Do you have to practice art every day? Do you need to paint or use Photoshop on a regular and consistent basis to keep your skills sharp?
I get these kinds of questions all the time from students, and it's a really important subject.
But I have to admit that every time I hear this, I am reminded of the quote by Ralph Waldo Emerson, "A foolish consistency is the hobgoblin of little minds."
You might hear all the time from professional artists about how you need to practice every day to get good, or the whole "10,000 hours to mastery" thing.
Of course, there's truth in this, but it's not so black and white.
Take this question I got from a student recently:
"Hello, Gary, I am one of your students and I've been wanting to ask you a question, which is more of an issue for me.
Sometimes, I don't get to draw or make sketches every day and if I miss out on 2 or 3 days (basically, I take a little break), it almost seems like I've forgotten how to draw. Is it true or am I just overthinking it?
How do you cope with this hiatus? Is there a method to quickly recover?
I'd like any advise you give me, as right now I feel a little lost at the moment."
First, this is something all artists struggle with. Even if it doesn't seem like you're making progress, or even like you've gotten a bit worse after some time, you are always learning and improving as long as you're putting the time in and consistently creating artwork (even if it's every 2-3 days).

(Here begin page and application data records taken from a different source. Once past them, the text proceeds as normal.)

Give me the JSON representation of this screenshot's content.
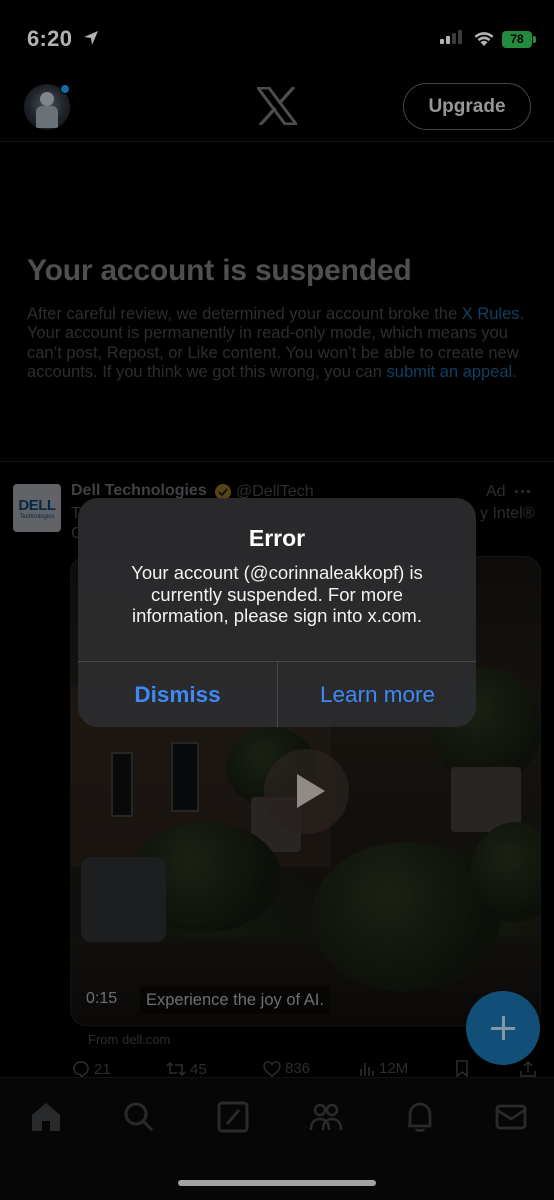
{
  "status_bar": {
    "time": "6:20",
    "battery": "78",
    "icons": [
      "location-arrow-icon",
      "cellular-signal-icon",
      "wifi-icon",
      "battery-charging-icon"
    ]
  },
  "header": {
    "logo": "X",
    "upgrade_label": "Upgrade",
    "avatar_notification": true
  },
  "notice": {
    "title": "Your account is suspended",
    "body_1": "After careful review, we determined your account broke the ",
    "link_rules": "X Rules",
    "body_2": ". Your account is permanently in read-only mode, which means you can’t post, Repost, or Like content. You won’t be able to create new accounts. If you think we got this wrong, you can ",
    "link_appeal": "submit an appeal",
    "body_3": "."
  },
  "tweet": {
    "logo_word": "DELL",
    "logo_sub": "Technologies",
    "author": "Dell Technologies",
    "handle": "@DellTech",
    "ad_label": "Ad",
    "text_start": "T",
    "text_end": "y Intel®",
    "text_line2": "C",
    "video_duration": "0:15",
    "video_caption": "Experience the joy of AI.",
    "source": "From dell.com",
    "actions": {
      "replies": "21",
      "reposts": "45",
      "likes": "836",
      "views": "12M"
    }
  },
  "alert": {
    "title": "Error",
    "message": "Your account (@corinnaleakkopf) is currently suspended. For more information, please sign into x.com.",
    "dismiss_label": "Dismiss",
    "learn_more_label": "Learn more"
  },
  "bottom_nav": {
    "items": [
      "home-icon",
      "search-icon",
      "grok-icon",
      "communities-icon",
      "notifications-icon",
      "messages-icon"
    ],
    "active": "home-icon"
  },
  "colors": {
    "background": "#000000",
    "link": "#1d9bf0",
    "alert_button": "#3d8af7",
    "fab": "#1d9bf0"
  }
}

This is just how our brains learn – they spend a lot of time processing things, and then every now and then, we see a bit of improvement all at once. But in between, we appear to be about the same, or even like we're getting a bit worse.
And a lot of our learning actually occurs in between our practice sessions, and while we're sleeping (so make sure you're getting plenty of rest, too!).
In short, if you miss a few days, don't sweat it!
There's no need to worry if you don't practice art every day.
It takes time to see improvement, so just enjoy the process and keep on sketching. You'll see your skills improve over time. It's more important that you don't get too worked up about it and that you actually enjoy the process – otherwise, what's the point?
And of course, learning from courses and other artists will accelerate this process. If you want a little boost to your art skills and to get more hands-on feedback and guidance on your work, check out my Smart Art Academy course here.